“Our audience is eager for new programming and the return of some of their favorites. With new leadership, we’ve been working together to build a new vision for the brand,” Chopra said in a statement. “We are excited to welcome fans back to our channel with new shows, new and familiar faces, and new recipes.”
In August, after the host exodus, Condé Nast sent a memo to BA staff stating that the company would not be willing to break its new standardized video pay rates for salaried and freelance staff.
“We are planning for BA video production to begin in September with some returning talent, in addition to new contributors which we’ll be announcing in the coming week,” global HR officer Stan Duncan wrote in the memo. “We will be using this time to reset and work with the teams and ensure diversity in front of and behind the camera for BA video. We are sorry to see some of our video contributors part ways, but we feel that we cannot break the standard compensation rates we’ve set across our teams now in order to keep them, as some have been requesting.”
A spokesperson for Bon Appétit said at the time they could not disclose to TheWrap what the new standardized pay rates were, but Business Insider reported that contracts offered to Krishna and Martinez included “a $1,000 day rate for hosted videos, $625 for videos in which other talent members made an appearance of two minutes or longer, and $0 for videos in which their appearances were shorter than two minutes” and 10 guaranteed video appearances a year — rates that, according to Martinez, would not have matched what some of the Test Kitchen’s white stars would’ve received.
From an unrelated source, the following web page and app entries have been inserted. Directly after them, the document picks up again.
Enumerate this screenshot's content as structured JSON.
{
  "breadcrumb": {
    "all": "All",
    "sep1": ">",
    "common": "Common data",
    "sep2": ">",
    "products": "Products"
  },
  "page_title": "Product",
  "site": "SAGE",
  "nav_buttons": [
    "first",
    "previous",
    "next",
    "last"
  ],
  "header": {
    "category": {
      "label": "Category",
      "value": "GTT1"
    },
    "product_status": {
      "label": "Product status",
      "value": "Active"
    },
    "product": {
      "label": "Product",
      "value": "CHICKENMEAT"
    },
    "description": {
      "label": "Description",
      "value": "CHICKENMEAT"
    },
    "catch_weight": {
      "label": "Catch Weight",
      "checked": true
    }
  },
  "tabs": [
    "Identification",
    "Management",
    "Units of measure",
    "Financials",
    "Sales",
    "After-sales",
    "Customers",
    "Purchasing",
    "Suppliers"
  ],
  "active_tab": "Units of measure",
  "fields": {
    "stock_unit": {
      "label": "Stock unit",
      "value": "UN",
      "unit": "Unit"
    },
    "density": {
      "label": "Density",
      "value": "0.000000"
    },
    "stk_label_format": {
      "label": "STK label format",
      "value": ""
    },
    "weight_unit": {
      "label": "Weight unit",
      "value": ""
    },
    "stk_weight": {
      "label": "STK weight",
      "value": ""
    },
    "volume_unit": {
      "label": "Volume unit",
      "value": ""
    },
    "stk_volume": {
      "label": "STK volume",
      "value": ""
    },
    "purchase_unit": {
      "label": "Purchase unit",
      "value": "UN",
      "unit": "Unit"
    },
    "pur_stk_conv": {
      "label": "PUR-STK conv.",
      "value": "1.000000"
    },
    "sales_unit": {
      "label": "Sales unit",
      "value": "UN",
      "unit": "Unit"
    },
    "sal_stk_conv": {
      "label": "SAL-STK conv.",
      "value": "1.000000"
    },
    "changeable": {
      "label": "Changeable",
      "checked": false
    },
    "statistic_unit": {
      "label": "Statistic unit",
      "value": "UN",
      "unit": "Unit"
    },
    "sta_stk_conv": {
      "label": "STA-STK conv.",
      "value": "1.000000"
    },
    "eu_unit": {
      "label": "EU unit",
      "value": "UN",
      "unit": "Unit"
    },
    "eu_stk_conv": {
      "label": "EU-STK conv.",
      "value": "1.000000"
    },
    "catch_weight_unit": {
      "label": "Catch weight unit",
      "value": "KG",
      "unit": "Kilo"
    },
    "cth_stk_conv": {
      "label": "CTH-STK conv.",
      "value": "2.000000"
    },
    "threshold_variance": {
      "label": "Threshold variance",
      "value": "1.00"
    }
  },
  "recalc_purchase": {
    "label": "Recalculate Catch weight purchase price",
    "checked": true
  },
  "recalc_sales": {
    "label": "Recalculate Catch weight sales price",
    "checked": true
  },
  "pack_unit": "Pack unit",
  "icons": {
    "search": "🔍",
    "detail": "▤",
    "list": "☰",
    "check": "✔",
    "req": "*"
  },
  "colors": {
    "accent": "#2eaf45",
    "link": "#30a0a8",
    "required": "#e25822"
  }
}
Duncan’s memo rejected the accusations that the company was inequitably compensating staffers of color, writing that a third-party investigation — conducted by Proskauer Rose — did not find “evidence that race played a factor in setting compensation for any video team members” and instead found that “everyone was compensated fairly for video through their full-time salaries or other means as part of project or freelance agreements.”